After a while we thought we’d be off. When we told the sergeant that he said he had a couple of trucks in the back of the fort with machine guns mounted upon them and if we went off he would chase us and fire on us.
Doc Maclean and I went wandering about in innocent fashion and not only saw no sign of a machine gun but came to the conclusion that the dozen Persian soldiers that had come out to gawk at us as we were gawking at them comprised the total establishment of that lonely outpost. We also reckoned our party not only had an advantage in numbers over the garrison but we had twice their fire power.

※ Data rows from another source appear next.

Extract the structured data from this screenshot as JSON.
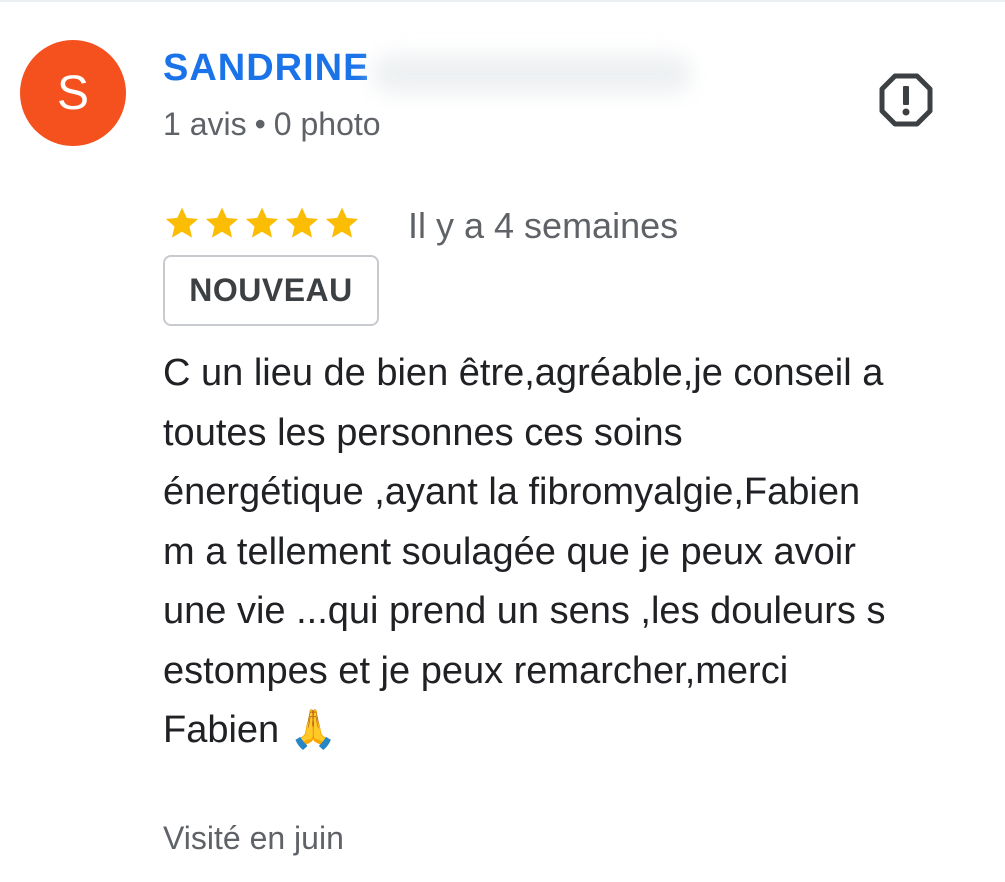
{
  "colors": {
    "avatar_bg": "#f4511e",
    "author_name": "#1a73e8",
    "star": "#fbbc04"
  },
  "review": {
    "author": {
      "avatar_letter": "S",
      "name": "SANDRINE",
      "review_count": "1 avis",
      "separator": "•",
      "photo_count": "0 photo"
    },
    "report_icon": "report-icon",
    "rating": 5,
    "rating_max": 5,
    "time_ago": "Il y a 4 semaines",
    "badge": "NOUVEAU",
    "text": "C un lieu de bien être,agréable,je conseil a\ntoutes les personnes ces soins\nénergétique ,ayant la fibromyalgie,Fabien\nm a tellement soulagée que je peux avoir\nune vie ...qui prend un sens ,les douleurs s\nestompes et je peux remarcher,merci\nFabien 🙏",
    "visited": "Visité en juin"
  }
}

Our caravan was just about to drive away when a man atop the battlements called out that the officer was returning. After several minutes we saw a small cloud of dust a few miles off and as the sergeant was getting pitifully worried and tearful by now we waited until his officer, with a couple more soldiers, finally drove up in an American army leftover jeep. This young officer also was at a loss as to what his duty was but at least he could read and he made a few notes from the letter and asked if we would stay to coffee. Then someone gave him a small souvenir and we took off westwards.
Not long afterwards the falcons caught half a dozen turkey-bustards and then we stopped in the middle of that featureless desert to have a rather elaborate lunch spread out on the ground between two of our vehicles. A very large blanket spread from roof top to roof top made a welcome shade. And as is usual, within a few minutes a small band of wandering Arabs seemed to magically rise up from a hole in the sand to share our luncheon party. Maybe it was a desert but not a deserted desert. All in all, it was a pleasant little outing.

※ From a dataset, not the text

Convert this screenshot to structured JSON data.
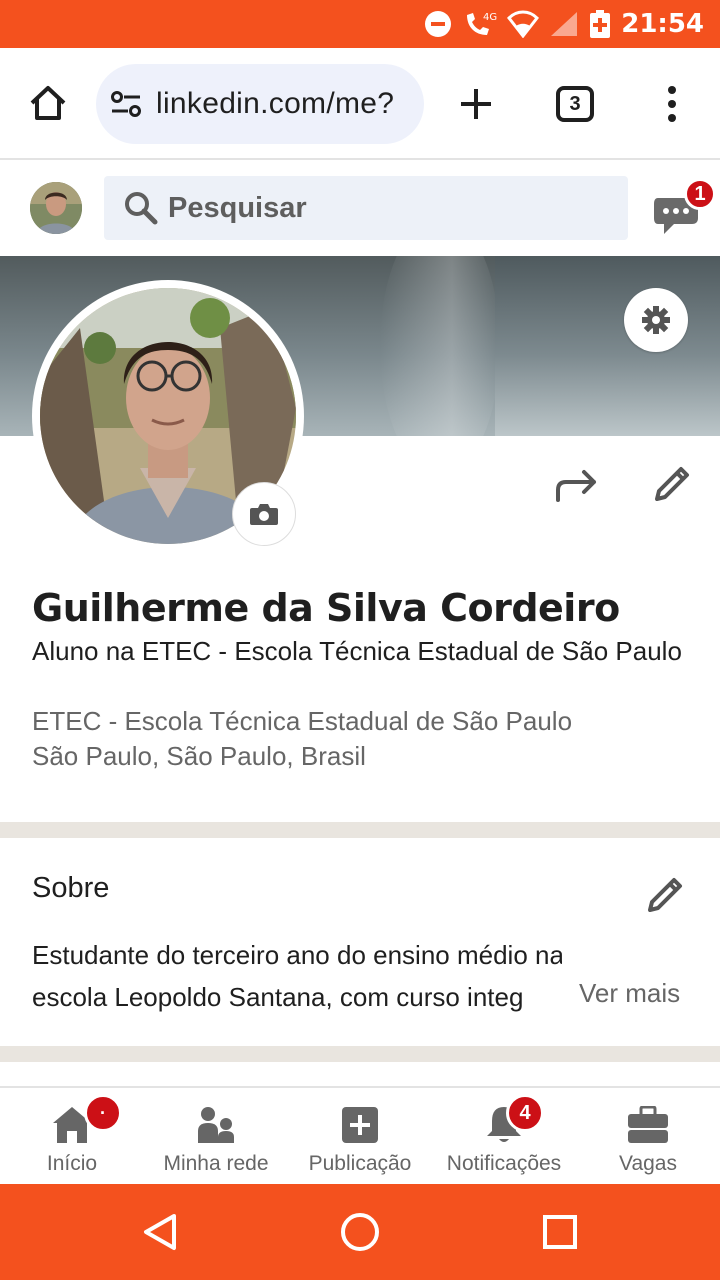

I was still a little naive when, with the El Ghar undergoing some repairs for a couple of weeks, I took over another survey vessel, the Kamala, which was usually engaged on river work between Abadan and Basra. I was sounding cross sections of the river when the body of a young girl floated past the ship. The Kamala crew showed some animated interest for a few moments but were surprised, if not amazed, when I told the serang to stop and pick up the body. I suppose they wondered what I wanted it for. I told the serang we would take it to the police post a few miles upriver so they could look into the matter.
At the police post a couple of crew members placed the girl on the little wharf and had some words with the policemen who appeared. The police looked strangely puzzled, then amused, shrugged their shoulders and kept pointing at the river, obviously saying that my men should chuck it back in. When I leaned out from over the bridge and called to my crew to get back aboard the police desisted from this un-Sherlock Holmes attitude and seemed more positive in manner. For the moment anyway. I suspect that soon after we disappeared up river that poor little body was tossed back in the water.
Every day and every night I was metaphorically and literally immersed in the tides. Apart from the constant soundings I took of the shipping channels and the whole surrounding area, I recorded the directions and speeds at differing depths of the tidal currents. Also I studied and made approximations with simple instruments of the amount of suspended silt being carried down the river and estuary. So the tides ruled my life. Especially my wake-up time. Because the global tidal wave is 50 minutes later each day the El Ghar would usually depart from Fao in cycles. One morning we would cast off at four o’clock, the next at five, then six and so on until about 10 o’clock when we would jump back to about four o’clock again. This enabled us to leave with the ebb, work most of the day on the flood and chase slack water up the river home to Fao. Then I would perhaps go to the office for an hour or plot my soundings on the bridge. But of course this routine was not routine. Weather, tankers aground, special assignments, religious observances, political disturbances, visiting VIPs and other odd visitors who wanted a trip down to salt water—all these would make my days varied and unpredictable.